*Problem details*:
Report, in full, each line of the material below in which the string "просмотров" occurs.

--- Input data Enclosed Below ---

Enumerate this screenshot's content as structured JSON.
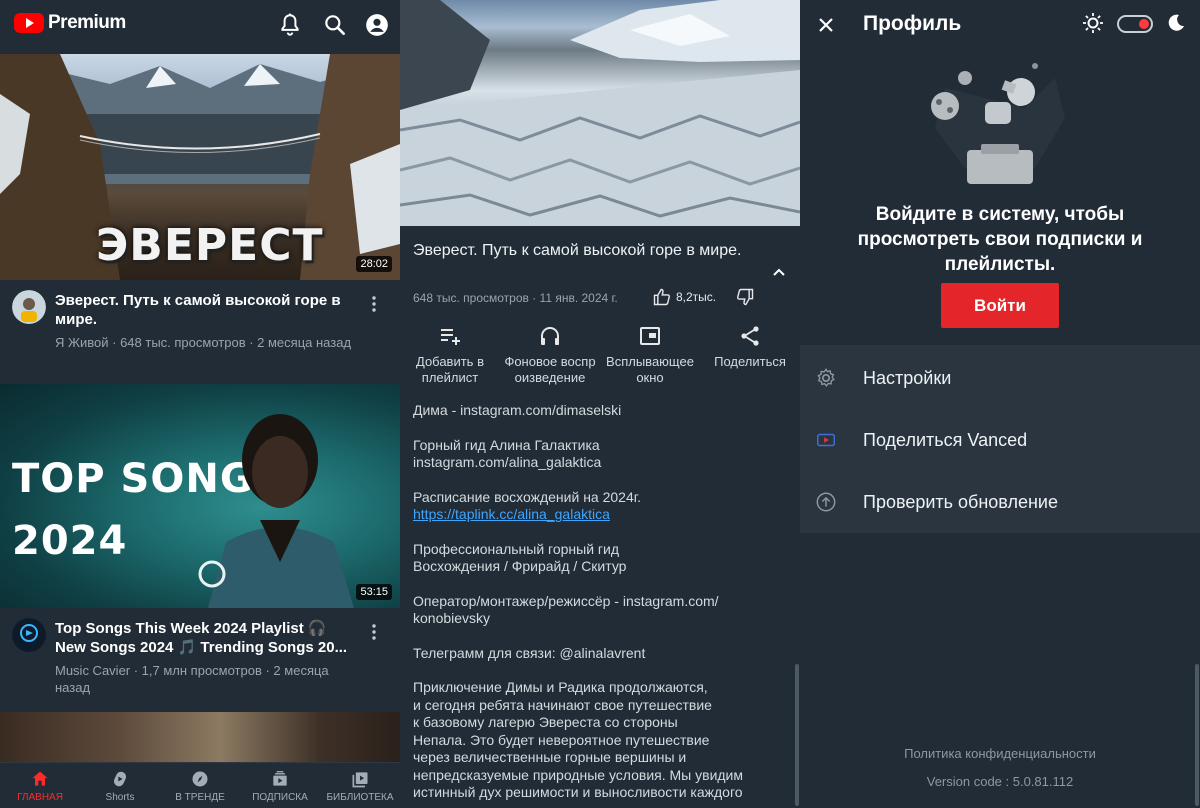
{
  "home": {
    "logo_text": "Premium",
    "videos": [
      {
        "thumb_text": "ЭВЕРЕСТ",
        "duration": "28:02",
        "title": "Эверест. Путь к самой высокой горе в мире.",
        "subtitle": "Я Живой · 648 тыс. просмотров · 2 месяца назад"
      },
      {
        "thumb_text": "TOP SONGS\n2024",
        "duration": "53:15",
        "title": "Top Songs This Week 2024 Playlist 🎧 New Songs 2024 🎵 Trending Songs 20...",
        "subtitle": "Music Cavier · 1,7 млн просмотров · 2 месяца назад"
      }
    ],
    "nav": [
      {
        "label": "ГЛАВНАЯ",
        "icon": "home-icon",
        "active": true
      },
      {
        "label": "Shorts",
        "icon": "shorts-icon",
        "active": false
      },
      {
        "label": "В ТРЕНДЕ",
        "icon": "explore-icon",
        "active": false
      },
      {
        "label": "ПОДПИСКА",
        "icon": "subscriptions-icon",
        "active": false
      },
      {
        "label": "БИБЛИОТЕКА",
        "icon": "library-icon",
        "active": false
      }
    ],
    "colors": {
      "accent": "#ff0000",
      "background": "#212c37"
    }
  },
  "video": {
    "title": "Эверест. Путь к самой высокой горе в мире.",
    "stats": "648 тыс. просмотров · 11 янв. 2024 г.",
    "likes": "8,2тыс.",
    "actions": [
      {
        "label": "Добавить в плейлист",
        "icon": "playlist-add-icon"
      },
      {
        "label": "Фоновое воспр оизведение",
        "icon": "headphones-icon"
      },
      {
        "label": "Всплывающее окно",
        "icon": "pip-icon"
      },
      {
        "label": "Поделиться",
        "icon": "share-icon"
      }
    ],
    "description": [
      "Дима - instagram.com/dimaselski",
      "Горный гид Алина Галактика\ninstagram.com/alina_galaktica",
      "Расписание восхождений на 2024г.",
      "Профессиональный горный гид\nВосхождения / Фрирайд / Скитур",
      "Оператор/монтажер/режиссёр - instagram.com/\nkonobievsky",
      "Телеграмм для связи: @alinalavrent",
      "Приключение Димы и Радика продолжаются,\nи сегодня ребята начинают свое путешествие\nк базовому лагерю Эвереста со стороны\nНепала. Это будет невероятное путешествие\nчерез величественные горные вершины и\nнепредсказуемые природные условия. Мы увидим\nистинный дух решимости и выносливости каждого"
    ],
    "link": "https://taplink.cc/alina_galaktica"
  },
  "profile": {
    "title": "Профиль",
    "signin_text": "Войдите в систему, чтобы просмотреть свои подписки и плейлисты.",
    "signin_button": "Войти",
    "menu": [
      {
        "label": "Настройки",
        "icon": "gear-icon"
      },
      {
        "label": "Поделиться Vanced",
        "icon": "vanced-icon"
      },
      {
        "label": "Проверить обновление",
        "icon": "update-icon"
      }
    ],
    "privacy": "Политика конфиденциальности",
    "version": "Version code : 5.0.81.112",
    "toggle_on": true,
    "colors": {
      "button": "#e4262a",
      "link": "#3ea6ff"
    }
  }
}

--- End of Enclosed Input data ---
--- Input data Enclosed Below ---

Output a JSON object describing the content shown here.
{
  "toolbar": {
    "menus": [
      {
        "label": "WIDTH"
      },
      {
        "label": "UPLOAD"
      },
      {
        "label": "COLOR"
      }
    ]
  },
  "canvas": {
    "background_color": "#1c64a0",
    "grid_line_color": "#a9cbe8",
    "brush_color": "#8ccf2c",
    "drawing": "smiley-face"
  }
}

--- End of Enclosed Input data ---

*Response to the exercise*:
        "subtitle": "Я Живой · 648 тыс. просмотров · 2 месяца назад"
        "subtitle": "Music Cavier · 1,7 млн просмотров · 2 месяца назад"
    "stats": "648 тыс. просмотров · 11 янв. 2024 г.",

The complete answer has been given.